golden era. This band was an immediate sensation, selling more than 10 million
albums in just a few years. Even in the MTV-crazy 1980s, few groups sold as
many albums and CDs as Dokken – their sales figures at time eclipsed
such other genre artists as Ratt and Quiet Riot.
What set Dokken apart from other acts of it's era was that it was much more musical than others in the genre at the time. Though some critics lumped Dokken in with acts such as Warlock and Cinderella – and yes, they did sport some rather big hair during their early years – Dokken seemed to concentrate much more on melody, song construction, and lyrical content. Their passion for creating serious hard rock music paid off, as albums such as Tooth And Nail, Under Lock And Key, Back For The Attack, and Dysfunctional were huge hits; Dysfunctional, in particular, was almost a miracle, reaching #47 on the charts at a time when grunge was taking hold on rock radio throughout the country.
The current version of Dokken consists of Don Dokken, Jon Levin, Barry Sparks, and Mick Brown. No doubt hits such as "Burning Like A Flame" and "Just Got Lucky" will be performed at the July 28 Mulcahy's show.
By Joe Vetter
Opportunities to watch critically acclaimed independent films, as they were meant to be shown, do not occur very often in many regions. Most people must wait for independent films to become available on DVD before enjoying them, an experience which does not compare to sitting in a dark theatre with a screen the size of your house. Luckily we live on Long Island and in recent years the Stony Brook Film Festival has been offering us a special opportunity to see some unique movies in a theatre environment.
For 12 years the Stony Brook Film Festival has been offering quality films from an eclectic international pool for a relatively inexpensive price. The festival will last for 10 days with many festival sponsored after parties where you will also have the opportunity to meet many of the people involved in the various films. The first movie to be shown Thursday, July 19 was directed by last year’s festival winner Ghyslaine Côté. Her French Canadian satirical comedy A Family Secret takes place at the funeral of the family patriarch, where the various family members reminisce and learn of well kept secrets that can only come in to day during a funeral. The film will have an after party which all in attendance will be allowed to enjoy.
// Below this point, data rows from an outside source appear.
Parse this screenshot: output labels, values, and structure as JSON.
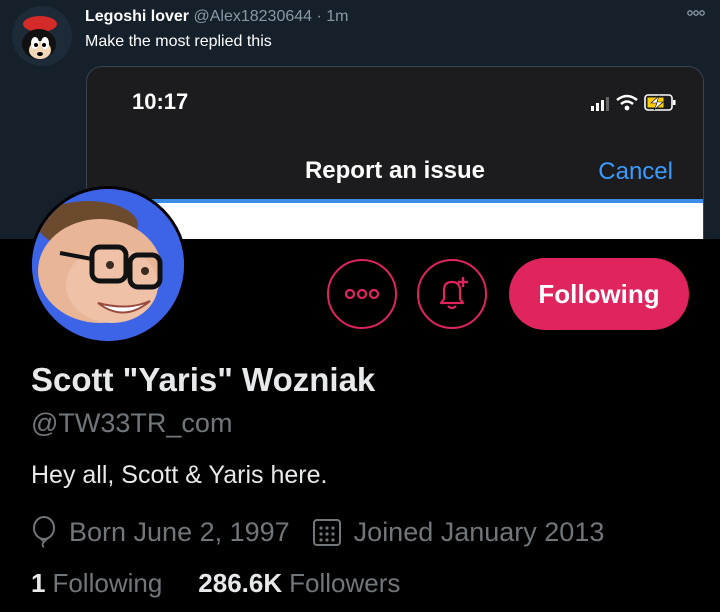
{
  "banner": {
    "tweet": {
      "author_name": "Legoshi lover",
      "author_handle": "@Alex18230644",
      "separator": "·",
      "time": "1m",
      "text": "Make the most replied this"
    },
    "embedded_screenshot": {
      "phone_time": "10:17",
      "sheet_title": "Report an issue",
      "cancel_label": "Cancel",
      "cancel_color": "#3a9bff"
    }
  },
  "profile": {
    "display_name": "Scott \"Yaris\" Wozniak",
    "username": "@TW33TR_com",
    "bio": "Hey all, Scott & Yaris here.",
    "birthday": "Born June 2, 1997",
    "joined": "Joined January 2013",
    "following_count": "1",
    "following_label": "Following",
    "followers_count": "286.6K",
    "followers_label": "Followers",
    "avatar_background": "#3d63e6"
  },
  "actions": {
    "more_icon": "more-options-icon",
    "notify_icon": "bell-plus-icon",
    "following_button_label": "Following",
    "accent_color": "#e0245e"
  }
}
One of the most entertaining aspects of the festival are the short films which are often times overlooked , but almost always prove to be thoroughly entertaining and witty. These short pieces, usually done by an independent film student, offer new fresh concepts and can engross a viewer into their plot as extensively as a full length feature film. A good example of an entertaining short film will be “The Rip Off” by Kun Chang. It is only 10 minutes long but provokes the viewer’s interest by telling the same story from the point of view of 2 separate people, who feel that they have both been ripped off, despite the fact that normally only one person, can actually be short handed.
If you do not wish to purchase a festival pass there are individual tickets available for all screenings which are also relatively inexpensive at $7 and $5 for seniors and students. A movie which could be good for a day trip would be Steel Toes, a film by David Gow and Mark Adam. The film centers on a Neo-Nazi skin head, on trial for murdering an East Indian immigrant and given a court assigned liberal, humanist, Jewish lawyer. Most of the sequences were shot in prison and it seems like you could cut the tension between the two main actors with a knife and take a huge chunk home with you.
Aside from the dramatic film choices there is also the full length documentary “About Face” written and directed by Steve Karras and Rose Lizarraga. This compelling documentary chronicles the story of Jewish refugee soldiers during World War II, whose fluent knowledge and use of the German language proved to be one of the valuable assets to the allied invasion of Germany. Told through the interviews of the surviving participants, as well as high profile individuals such as former Secretary of State Harry Kissinger and Kurt Klein, the documentary runs the gamut of human emotion which has come to be the trademark of this annual event.